Armenian, Azeri Presidents Commit to Karabakh Peace

The presidents of Armenia and Azerbaijan vowed to end the conflict over Nagorny Karabakh at their first meeting since Robert Kocharyan, once leader of the disputed region, was elected Armenian head of state last month.

"Azerbaijan and Armenia confirm their commitment to a peaceful settlement of the armed conflict in Nagorny Karabakh," Interfax and Itar-Tass quoted them as saying in a joint statement after the talks in Moscow.

Both men were in Russia for a summit of the Commonwealth of Independent States.

They pledged to maintain a fragile 1994 cease-fire, which ended six years of fighting that left 35,000 dead, and to work for peace within the framework of the ad hoc Minsk group of the Organization for Security and Cooperation in Europe, a panel sponsored by the United States, France and Russia.

The election of Kocharyan, a Karabakh native who as Armenian prime minister helped force out President Levon Ter-Petrosyan for making too many concessions to Azerbaijan, was seen by diplomats as a possible setback for the peace process.

But he was quoted as saying Tuesday that both sides were ready to negotiate an end to the whole conflict not just the "armed conflict," as it appeared in their written statement.

No details were given of where concrete progress might be made. Aliyev was quoted as saying they had covered a broad range of issues in "fruitful" discussions lasting an hour and a half.

Under Soviet rule in 1988, majority ethnic Armenians in the mountainous Azeri region of Nagorny Karabakh demanded that administration of the area be transferred to Armenia.

Aliyev has offered the region broad autonomy within Azerbaijan.
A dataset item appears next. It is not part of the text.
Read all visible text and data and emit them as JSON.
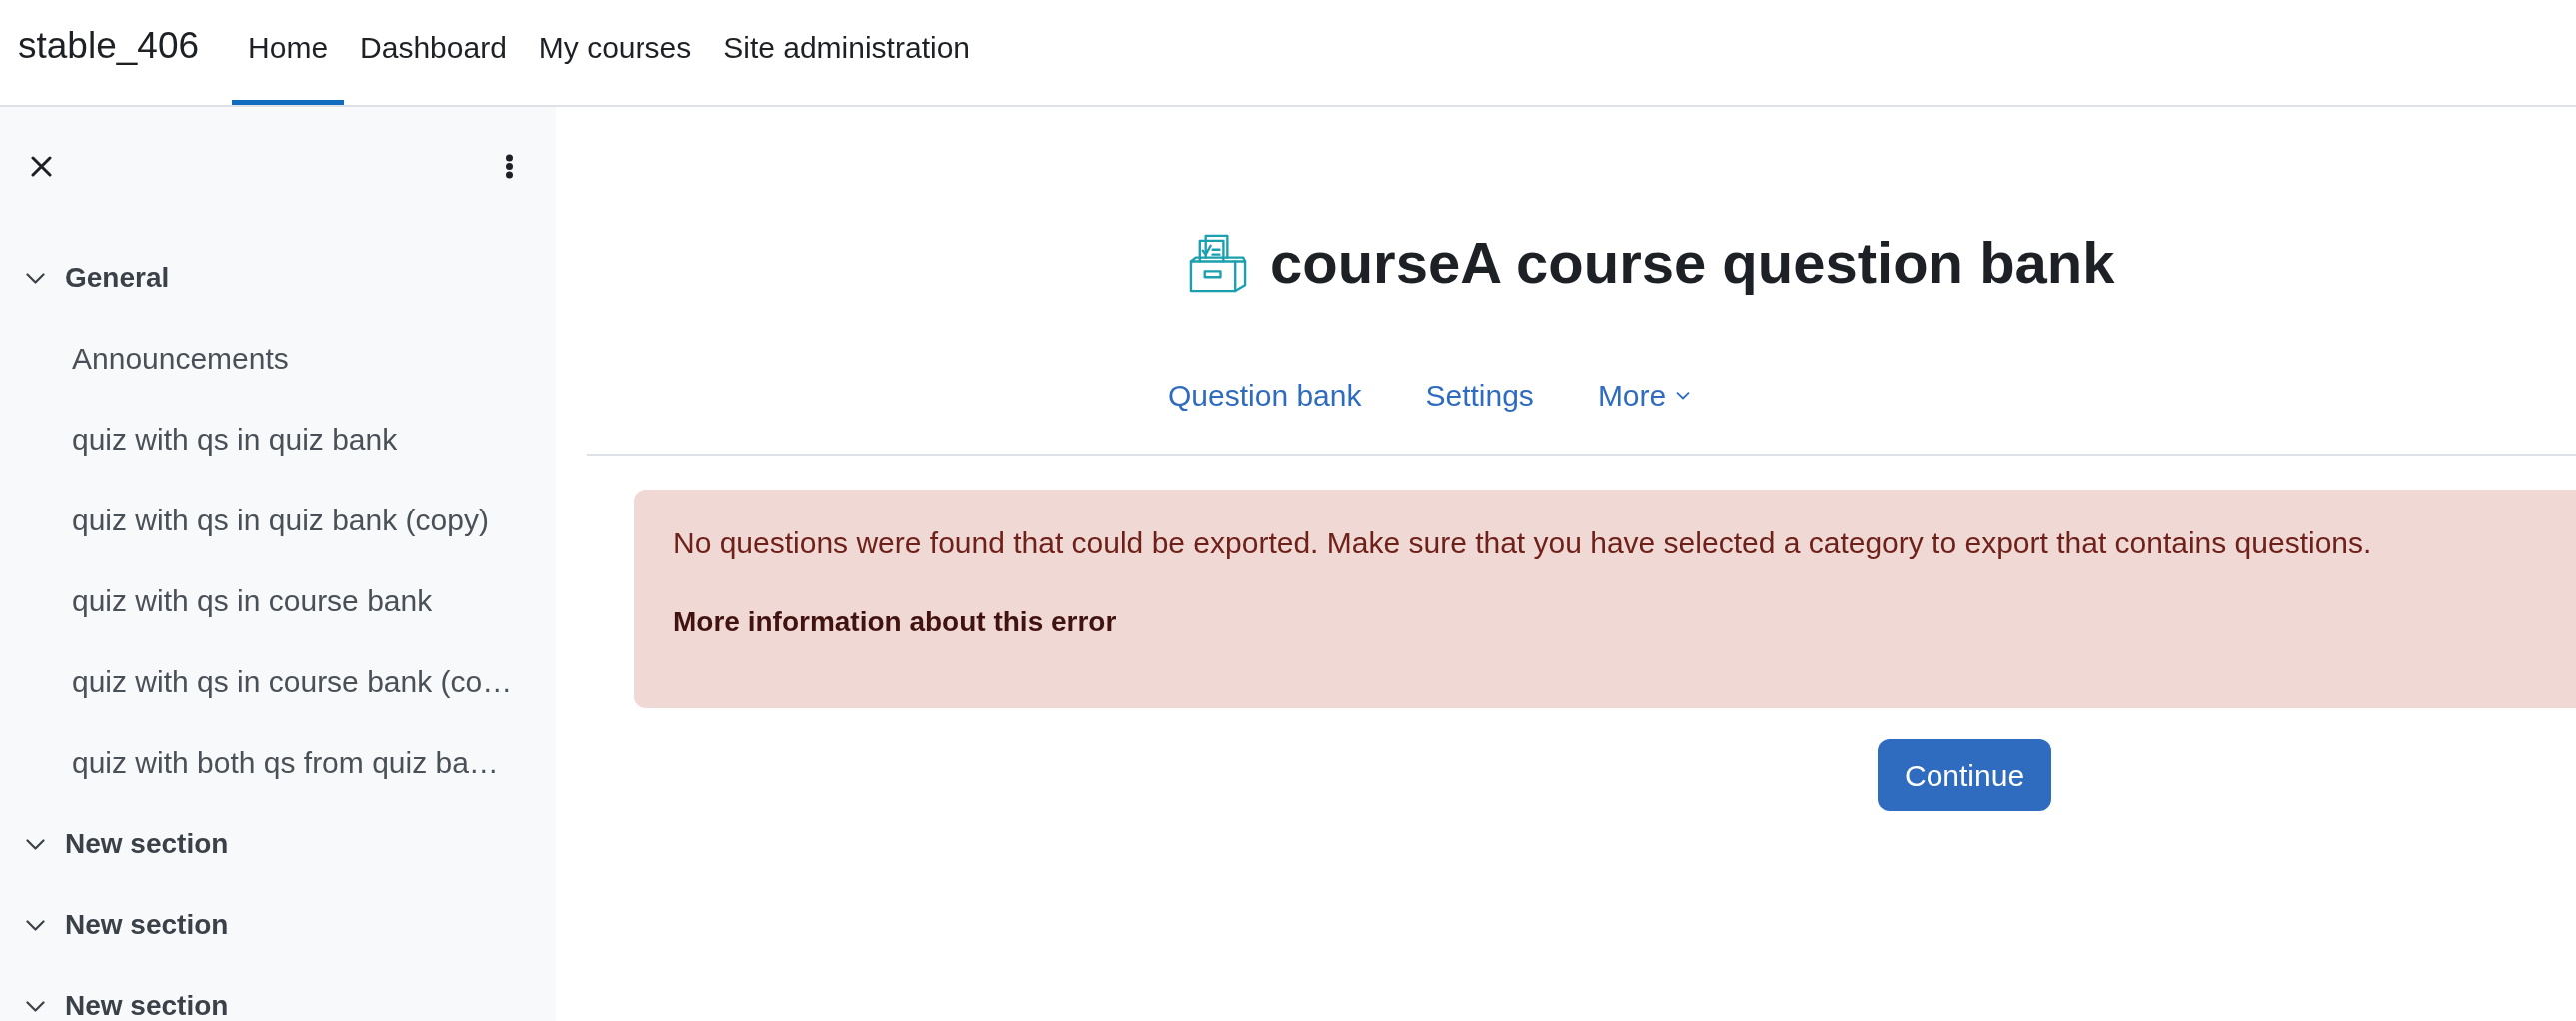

Kocharyan has flatly ruled out recognizing Azeri sovereignty over Karabakh.